Lena Kourkoutis, assistant professor of applied and engineering physics, has received a Packard Fellowship for Science and Engineering from the David and Lucile Packard Foundation.
The five-year, $875,000 award has gone to 18 of the nation’s most innovative early-career scientists and engineers, the foundation says. Established in 1988, the fellowships provide early-career scientists with flexible funding and freedom to take risks and explore new frontiers in their fields.
Kourkoutis, a Rebecca Q. and James C. Morgan Sesquicentennial Faculty Fellow, studies new functionalities that emerge at the interfaces of materials. Her electron microscopy group develops techniques to understand such phenomena in complex oxides, a class of materials that exhibits a rich variety of properties that are unattainable in conventional semiconductors.

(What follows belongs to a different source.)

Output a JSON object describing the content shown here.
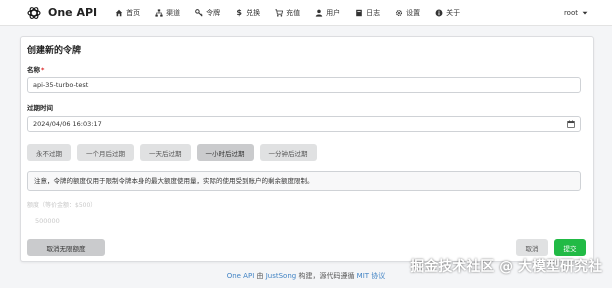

To date, the foundation has awarded $346 million to support 523 scientists and engineers from 52 top national universities.